And that is how I came to have visitors at 9 PM outside my door today. On my way to dinner, one of them asked me if I had finished correction. I told her I had just gotten done. Word spread fast. Soon, with every helping of rice, I had another student asking me a new question. How much did I get, Akka? Did I do better than last time? Are you happy with my improvement? Did I get more in the reading section or the writing section? I tried to convince them I did not remember every section of each one of their papers by heart. I told them I would show them the next morning. We cannot sleep, Akka. What is the difference between tonight and tomorrow morning, I asked them, slightly bewildered. Exactly, they threw back at me. Show us now.

So as I was finishing dinner, I looked up to see a semicircle of kids hovering behind my shoulder, unsure of how close was okay. They were waiting for me to get up, wash up, and walk up to my room. My customary glass of milk in my hand, I made the walk. Let the milk spill, Akka. I will get you tea in the morning, a girl said. Another saw me opening the door of the kitchenette to put the glass in and wanted to know why I had put the papers in the fridge. By the time I opened my door and brought the papers out, all eight of them were on my doorstep. And we had someone taking our picture.

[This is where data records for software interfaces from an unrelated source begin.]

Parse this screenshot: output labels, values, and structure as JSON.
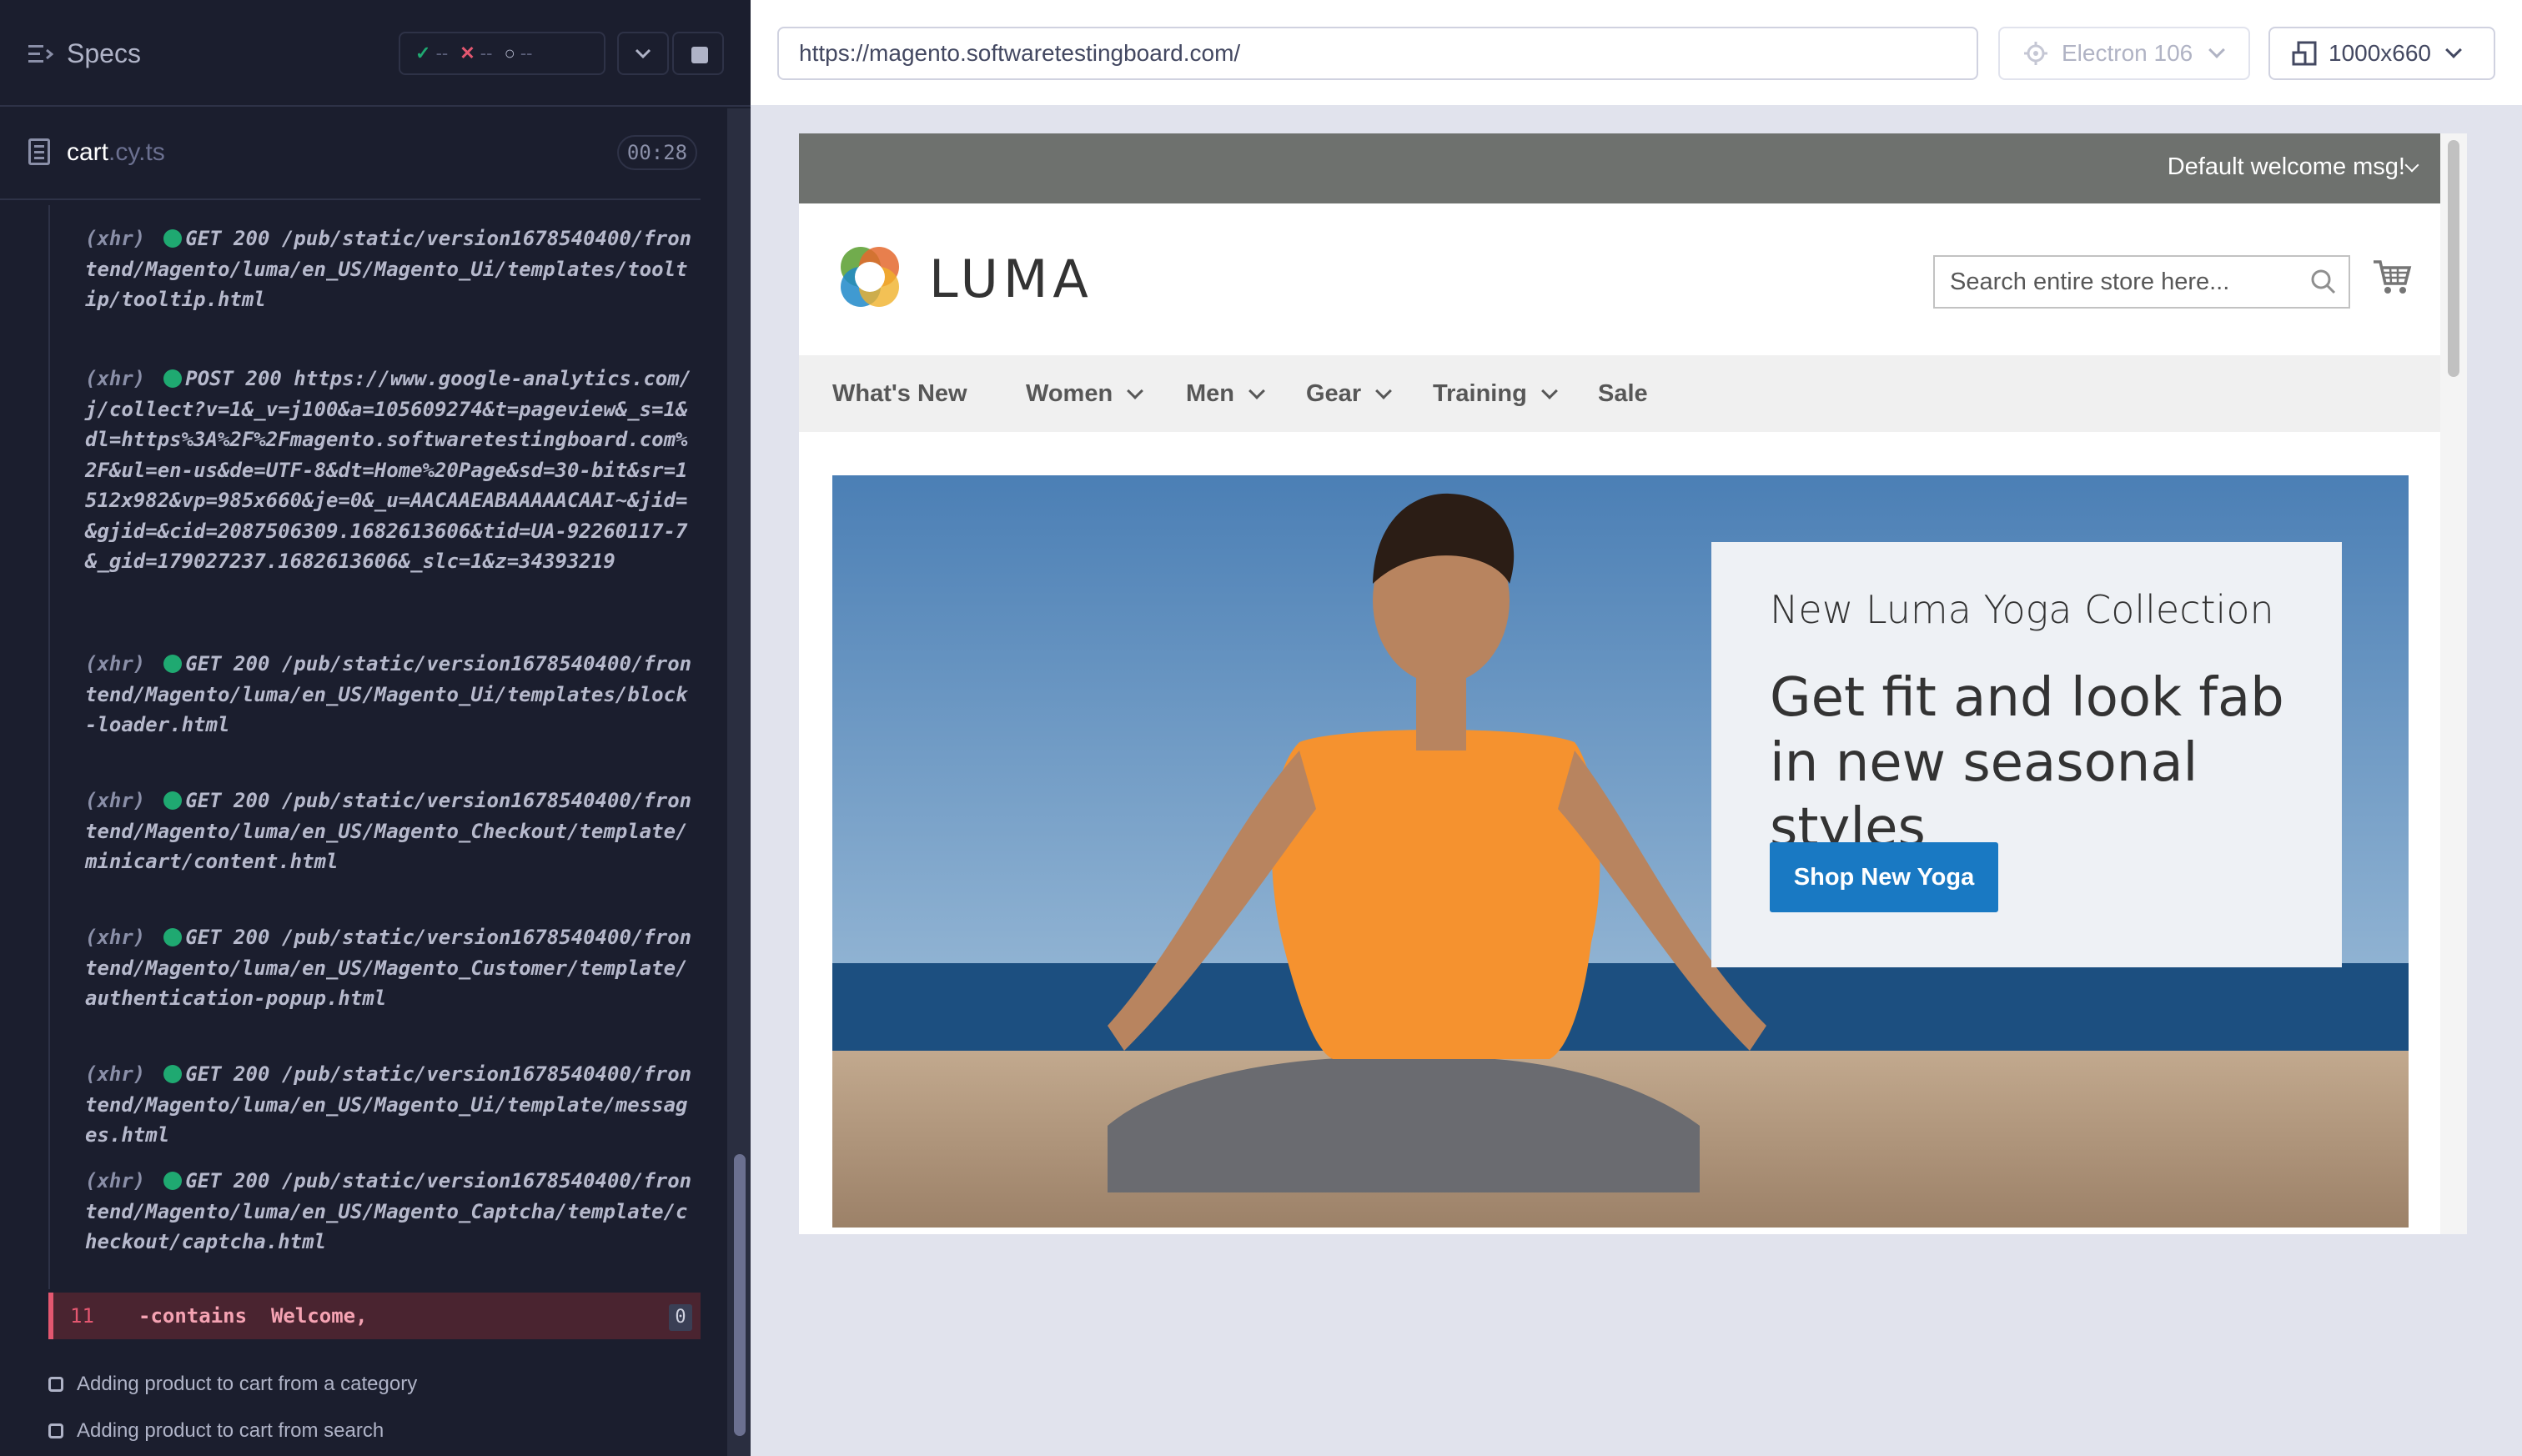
{
  "runner": {
    "specs_label": "Specs",
    "stats": {
      "passed": "--",
      "failed": "--",
      "pending": "--"
    },
    "file": {
      "name": "cart",
      "ext": ".cy.ts",
      "duration": "00:28"
    },
    "log_entries": [
      {
        "tag": "(xhr)",
        "method": "GET 200",
        "url": "/pub/static/version1678540400/frontend/Magento/luma/en_US/Magento_Ui/templates/tooltip/tooltip.html"
      },
      {
        "tag": "(xhr)",
        "method": "POST 200",
        "url": "https://www.google-analytics.com/j/collect?v=1&_v=j100&a=105609274&t=pageview&_s=1&dl=https%3A%2F%2Fmagento.softwaretestingboard.com%2F&ul=en-us&de=UTF-8&dt=Home%20Page&sd=30-bit&sr=1512x982&vp=985x660&je=0&_u=AACAAEABAAAAACAAI~&jid=&gjid=&cid=2087506309.1682613606&tid=UA-92260117-7&_gid=179027237.1682613606&_slc=1&z=34393219"
      },
      {
        "tag": "(xhr)",
        "method": "GET 200",
        "url": "/pub/static/version1678540400/frontend/Magento/luma/en_US/Magento_Ui/templates/block-loader.html"
      },
      {
        "tag": "(xhr)",
        "method": "GET 200",
        "url": "/pub/static/version1678540400/frontend/Magento/luma/en_US/Magento_Checkout/template/minicart/content.html"
      },
      {
        "tag": "(xhr)",
        "method": "GET 200",
        "url": "/pub/static/version1678540400/frontend/Magento/luma/en_US/Magento_Customer/template/authentication-popup.html"
      },
      {
        "tag": "(xhr)",
        "method": "GET 200",
        "url": "/pub/static/version1678540400/frontend/Magento/luma/en_US/Magento_Ui/template/messages.html"
      },
      {
        "tag": "(xhr)",
        "method": "GET 200",
        "url": "/pub/static/version1678540400/frontend/Magento/luma/en_US/Magento_Captcha/template/checkout/captcha.html"
      }
    ],
    "command": {
      "number": "11",
      "name": "-contains",
      "arg": "Welcome,",
      "count": "0"
    },
    "tests": [
      "Adding product to cart from a category",
      "Adding product to cart from search"
    ]
  },
  "browser_bar": {
    "url": "https://magento.softwaretestingboard.com/",
    "browser": "Electron 106",
    "viewport": "1000x660"
  },
  "site": {
    "welcome": "Default welcome msg!",
    "brand": "LUMA",
    "search_placeholder": "Search entire store here...",
    "nav": [
      "What's New",
      "Women",
      "Men",
      "Gear",
      "Training",
      "Sale"
    ],
    "hero": {
      "kicker": "New Luma Yoga Collection",
      "title": "Get fit and look fab in new seasonal styles",
      "button": "Shop New Yoga"
    }
  },
  "colors": {
    "runner_bg": "#1b1e2e",
    "pass": "#1fa971",
    "fail": "#e45770",
    "luma_blue": "#1979c3",
    "welcome_bar": "#6e716e"
  },
  "icons": [
    "specs-icon",
    "check-icon",
    "x-icon",
    "spinner-icon",
    "chevron-down-icon",
    "stop-icon",
    "file-icon",
    "gear-icon",
    "viewport-icon",
    "search-icon",
    "cart-icon"
  ]
}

Every week, these kids write a paper for me. Every week, they compare it against the week before as well as their own personal targets. Every week, they ask me if I am happy with how they have done, whether I can see an improvement. Every week, I am reminded of the strength of their ambition, their undying thirst to be better, learn more, try harder.

Every week, I swallow words of complaint at how I need to make another question paper. When the audience is this committed, isn’t it my job to be better, teach more, try harder?